Lead author Dr Jing Hua Teng, from A*STAR's IMRE, said: "The secret behind the innovation lies in the new nano-antenna that we had developed and integrated into the semiconductor chip." Arrays of these nano-antennas create much stronger THz fields that generate a power output that is 100 times higher than the power output of commonly used THz sources that have conventional interdigitated antenna structures. A stronger T-ray source renders the T-ray imaging devices more power and higher resolution.

Research co-author Stefan Maier, a visiting scientist at A*STAR's IMRE and Professor in the Department of Physics at Imperial College London, said: "T-rays promise to revolutionise medical scanning to make it faster and more convenient, potentially relieving patients from the inconvenience of complicated diagnostic procedures and the stress of waiting for accurate results. Thanks to modern nanotechnology and nanofabrication, we have made a real breakthrough in the generation of T-rays that takes us a step closer to these new scanning devices. With the introduction of a gap of only 0.1 micrometers into the electrodes, we have been able to make amplified waves at the key wavelength of 1000 micrometers that can be used in such real world applications."


'/>"/>
Contact: Simon Levey
s.levey@imperial.ac.uk
44-020-759-46702
Imperial College London
Source:Eurekalert

Related biology news :

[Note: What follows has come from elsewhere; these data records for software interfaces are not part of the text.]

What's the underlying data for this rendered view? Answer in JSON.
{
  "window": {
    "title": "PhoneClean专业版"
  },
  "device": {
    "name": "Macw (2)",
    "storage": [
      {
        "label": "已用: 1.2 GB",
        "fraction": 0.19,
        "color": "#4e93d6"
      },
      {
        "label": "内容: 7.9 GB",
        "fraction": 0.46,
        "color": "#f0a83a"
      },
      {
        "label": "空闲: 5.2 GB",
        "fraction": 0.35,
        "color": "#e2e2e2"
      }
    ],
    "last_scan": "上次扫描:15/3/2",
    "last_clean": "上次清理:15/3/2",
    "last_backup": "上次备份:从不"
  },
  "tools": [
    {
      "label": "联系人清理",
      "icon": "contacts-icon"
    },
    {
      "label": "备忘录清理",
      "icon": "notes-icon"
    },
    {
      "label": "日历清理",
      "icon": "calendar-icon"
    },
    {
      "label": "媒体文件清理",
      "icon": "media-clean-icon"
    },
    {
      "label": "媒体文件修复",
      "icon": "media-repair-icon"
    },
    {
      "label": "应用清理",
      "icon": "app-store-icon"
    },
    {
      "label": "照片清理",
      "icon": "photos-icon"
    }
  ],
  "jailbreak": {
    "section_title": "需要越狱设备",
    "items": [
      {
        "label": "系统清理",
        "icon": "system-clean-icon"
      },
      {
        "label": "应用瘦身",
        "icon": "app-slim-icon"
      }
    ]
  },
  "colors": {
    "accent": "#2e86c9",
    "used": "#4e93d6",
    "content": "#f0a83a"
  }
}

1. 2012 Biotechnology and Pharmaceuticals: Forthcoming Conferences and Exhibitions
2. BGI enters agreement with National Center for Soybean Biotechnology to re-sequence 1,008 soybean lines
3. Neurotechnology Announces VeriFinger, VeriLook and MegaMatcher Biometric Technologies for the Android Platform
4. White House official heads keynote speakers at Carbon Management Technology Conference
5. Naval technology could be a lifesaver
6. Exploiting Trichoderma: From food security to biotechnology
7. UCF nanotechnology may speed up drug testing
8. 2 research facilities awarded technology seeding grants
9. DigitalPersona Open Sources New FingerJetFX Biometrics Technology for Mobile Devices, PCs and Servers
10. KAISTs successful transfer of green technology
11. NIH answers call to streamline technology transfer process
Post Your Comments:
*Name:
*Comment:
*Email:
(Date:2/3/2016)... LIVERMORE, Calif. , Feb. 3, 2016 ... Police Department in Missouri ... of license plate reader (LPR) data from Vigilant Solutions. ... a hit-and-run case in which the victim was walking out ... a parking space next to his vehicle, striking his ...
(Date:2/2/2016)... , Feb. 2, 2016 Technology Enhancements Accelerate Growth ... analysis of the digital and computed radiography markets in ... , and Indonesia (TIM). It ... market size, as well as regional market drivers and ... discusses market penetration and market attractiveness, both for digital ...
(Date:2/1/2016)... , Feb. 1, 2016  Wocket® smart wallet ( www.wocketwallet.com ) ... television personality, Joey Fatone . Las Vegas ... fans. --> Las Vegas , where Joey ... --> The new video ad was filmed at the Consumer Electronics ... at the Wocket booth to meet and greet fans. ...
Breaking Biology News(10 mins):
(Date:2/6/2016)... (PRWEB) , ... February 06, 2016 , ... ... amitchell(at)cee(dot)org , The Center for Excellence in Education Sponsors Teacher Training Program ... – February 4, 2016 – The Center for Excellence in Education (CEE) will ...
(Date:2/5/2016)... Feb. 5, 2016  In the pharmaceutical industry the ... host of launch activities including the identification and engagement ... activity is especially high in the oncology therapeutic area ... Practices and the Role of Medical Affairs in Oncology ... on oncology therapies find better ways to utilize medical ...
(Date:2/5/2016)... Amarantus BioScience Holdings, Inc. ... developing products for Regenerative Medicine, Neurology and Orphan Diseases, ... (RPDD) from the US Food and Drug Administration (FDA) ... previously granted orphan drug designation (ODD) by the US ... Holdings, Inc. (OTCQB: AMBS), a biotechnology ...
(Date:2/4/2016)... ... February 04, 2016 , ... Morf Media Inc ... an interactive FDA compliance training course, Writing Effective SOPs ... accredited interactive course on Morf Playbook—now conveniently available on smartphones and PCs--provides step ...
Breaking Biology Technology: